(WHAT IS REQUIRED):
In the material below, count the lines with the word "title" and state that number only.

(SOURCE DATA):
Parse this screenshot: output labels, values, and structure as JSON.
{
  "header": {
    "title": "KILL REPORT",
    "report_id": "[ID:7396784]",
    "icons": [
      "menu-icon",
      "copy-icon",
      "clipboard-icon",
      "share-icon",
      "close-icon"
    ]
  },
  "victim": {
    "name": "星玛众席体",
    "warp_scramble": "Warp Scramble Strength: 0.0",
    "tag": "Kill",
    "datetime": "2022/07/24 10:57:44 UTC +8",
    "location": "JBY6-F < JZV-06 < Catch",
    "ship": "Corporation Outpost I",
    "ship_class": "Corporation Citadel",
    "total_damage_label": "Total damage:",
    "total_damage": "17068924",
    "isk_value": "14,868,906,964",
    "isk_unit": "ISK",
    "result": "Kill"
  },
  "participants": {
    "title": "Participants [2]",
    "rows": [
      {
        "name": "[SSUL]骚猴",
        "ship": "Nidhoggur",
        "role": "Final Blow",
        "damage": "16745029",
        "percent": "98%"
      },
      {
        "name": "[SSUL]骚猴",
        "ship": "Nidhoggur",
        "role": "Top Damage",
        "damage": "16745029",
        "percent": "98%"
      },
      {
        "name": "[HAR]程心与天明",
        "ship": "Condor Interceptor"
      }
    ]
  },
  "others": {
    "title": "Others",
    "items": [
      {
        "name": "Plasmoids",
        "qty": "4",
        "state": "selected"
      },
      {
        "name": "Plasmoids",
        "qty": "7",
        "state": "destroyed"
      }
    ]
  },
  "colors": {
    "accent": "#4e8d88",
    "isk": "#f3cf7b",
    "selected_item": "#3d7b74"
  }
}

(ANSWER TO THIS TASK):
3